* **PROVIDED DATA**
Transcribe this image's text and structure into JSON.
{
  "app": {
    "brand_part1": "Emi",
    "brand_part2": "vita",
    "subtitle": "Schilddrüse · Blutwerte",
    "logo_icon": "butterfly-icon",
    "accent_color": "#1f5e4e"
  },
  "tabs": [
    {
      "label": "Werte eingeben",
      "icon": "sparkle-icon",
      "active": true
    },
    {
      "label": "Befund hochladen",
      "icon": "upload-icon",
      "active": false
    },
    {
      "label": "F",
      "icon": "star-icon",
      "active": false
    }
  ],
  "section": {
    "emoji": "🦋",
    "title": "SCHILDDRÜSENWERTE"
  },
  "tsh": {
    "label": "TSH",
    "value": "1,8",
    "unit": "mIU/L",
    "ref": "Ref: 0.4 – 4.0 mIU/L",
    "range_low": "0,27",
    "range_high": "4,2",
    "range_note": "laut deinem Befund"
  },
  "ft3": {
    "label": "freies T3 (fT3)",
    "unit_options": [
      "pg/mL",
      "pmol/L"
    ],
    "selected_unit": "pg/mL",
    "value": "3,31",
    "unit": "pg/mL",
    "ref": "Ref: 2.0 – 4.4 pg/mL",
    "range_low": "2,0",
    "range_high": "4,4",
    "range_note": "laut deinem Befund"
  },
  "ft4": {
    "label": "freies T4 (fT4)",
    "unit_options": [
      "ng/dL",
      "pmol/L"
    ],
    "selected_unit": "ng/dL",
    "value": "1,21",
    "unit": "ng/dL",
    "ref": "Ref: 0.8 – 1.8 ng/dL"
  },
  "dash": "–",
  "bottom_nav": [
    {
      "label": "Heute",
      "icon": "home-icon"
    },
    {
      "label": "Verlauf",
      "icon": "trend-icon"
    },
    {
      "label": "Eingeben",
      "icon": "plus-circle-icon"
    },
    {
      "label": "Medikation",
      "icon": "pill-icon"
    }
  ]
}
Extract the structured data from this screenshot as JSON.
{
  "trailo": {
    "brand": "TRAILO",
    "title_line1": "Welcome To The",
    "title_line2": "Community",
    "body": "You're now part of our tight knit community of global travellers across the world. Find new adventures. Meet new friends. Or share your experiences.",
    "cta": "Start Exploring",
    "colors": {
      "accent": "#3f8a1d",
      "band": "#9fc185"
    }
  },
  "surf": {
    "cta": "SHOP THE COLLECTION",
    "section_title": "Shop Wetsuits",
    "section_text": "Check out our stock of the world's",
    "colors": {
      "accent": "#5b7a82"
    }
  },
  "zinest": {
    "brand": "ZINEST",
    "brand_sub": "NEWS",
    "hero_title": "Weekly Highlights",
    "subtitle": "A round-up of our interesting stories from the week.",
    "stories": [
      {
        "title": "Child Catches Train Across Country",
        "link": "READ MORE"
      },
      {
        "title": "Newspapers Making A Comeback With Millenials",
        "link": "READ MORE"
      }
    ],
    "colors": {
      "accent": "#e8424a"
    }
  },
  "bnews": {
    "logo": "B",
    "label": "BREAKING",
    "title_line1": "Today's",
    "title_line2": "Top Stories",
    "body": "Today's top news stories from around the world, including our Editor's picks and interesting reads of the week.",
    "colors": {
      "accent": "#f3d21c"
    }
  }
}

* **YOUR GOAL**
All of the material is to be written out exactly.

* **WRITTEN RESPONSE**
Transcribe this image's text and structure into JSON.
{
  "app": {
    "brand_part1": "Emi",
    "brand_part2": "vita",
    "subtitle": "Schilddrüse · Blutwerte",
    "logo_icon": "butterfly-icon",
    "accent_color": "#1f5e4e"
  },
  "tabs": [
    {
      "label": "Werte eingeben",
      "icon": "sparkle-icon",
      "active": true
    },
    {
      "label": "Befund hochladen",
      "icon": "upload-icon",
      "active": false
    },
    {
      "label": "F",
      "icon": "star-icon",
      "active": false
    }
  ],
  "section": {
    "emoji": "🦋",
    "title": "SCHILDDRÜSENWERTE"
  },
  "tsh": {
    "label": "TSH",
    "value": "1,8",
    "unit": "mIU/L",
    "ref": "Ref: 0.4 – 4.0 mIU/L",
    "range_low": "0,27",
    "range_high": "4,2",
    "range_note": "laut deinem Befund"
  },
  "ft3": {
    "label": "freies T3 (fT3)",
    "unit_options": [
      "pg/mL",
      "pmol/L"
    ],
    "selected_unit": "pg/mL",
    "value": "3,31",
    "unit": "pg/mL",
    "ref": "Ref: 2.0 – 4.4 pg/mL",
    "range_low": "2,0",
    "range_high": "4,4",
    "range_note": "laut deinem Befund"
  },
  "ft4": {
    "label": "freies T4 (fT4)",
    "unit_options": [
      "ng/dL",
      "pmol/L"
    ],
    "selected_unit": "ng/dL",
    "value": "1,21",
    "unit": "ng/dL",
    "ref": "Ref: 0.8 – 1.8 ng/dL"
  },
  "dash": "–",
  "bottom_nav": [
    {
      "label": "Heute",
      "icon": "home-icon"
    },
    {
      "label": "Verlauf",
      "icon": "trend-icon"
    },
    {
      "label": "Eingeben",
      "icon": "plus-circle-icon"
    },
    {
      "label": "Medikation",
      "icon": "pill-icon"
    }
  ]
}
Extract the structured data from this screenshot as JSON.
{
  "trailo": {
    "brand": "TRAILO",
    "title_line1": "Welcome To The",
    "title_line2": "Community",
    "body": "You're now part of our tight knit community of global travellers across the world. Find new adventures. Meet new friends. Or share your experiences.",
    "cta": "Start Exploring",
    "colors": {
      "accent": "#3f8a1d",
      "band": "#9fc185"
    }
  },
  "surf": {
    "cta": "SHOP THE COLLECTION",
    "section_title": "Shop Wetsuits",
    "section_text": "Check out our stock of the world's",
    "colors": {
      "accent": "#5b7a82"
    }
  },
  "zinest": {
    "brand": "ZINEST",
    "brand_sub": "NEWS",
    "hero_title": "Weekly Highlights",
    "subtitle": "A round-up of our interesting stories from the week.",
    "stories": [
      {
        "title": "Child Catches Train Across Country",
        "link": "READ MORE"
      },
      {
        "title": "Newspapers Making A Comeback With Millenials",
        "link": "READ MORE"
      }
    ],
    "colors": {
      "accent": "#e8424a"
    }
  },
  "bnews": {
    "logo": "B",
    "label": "BREAKING",
    "title_line1": "Today's",
    "title_line2": "Top Stories",
    "body": "Today's top news stories from around the world, including our Editor's picks and interesting reads of the week.",
    "colors": {
      "accent": "#f3d21c"
    }
  }
}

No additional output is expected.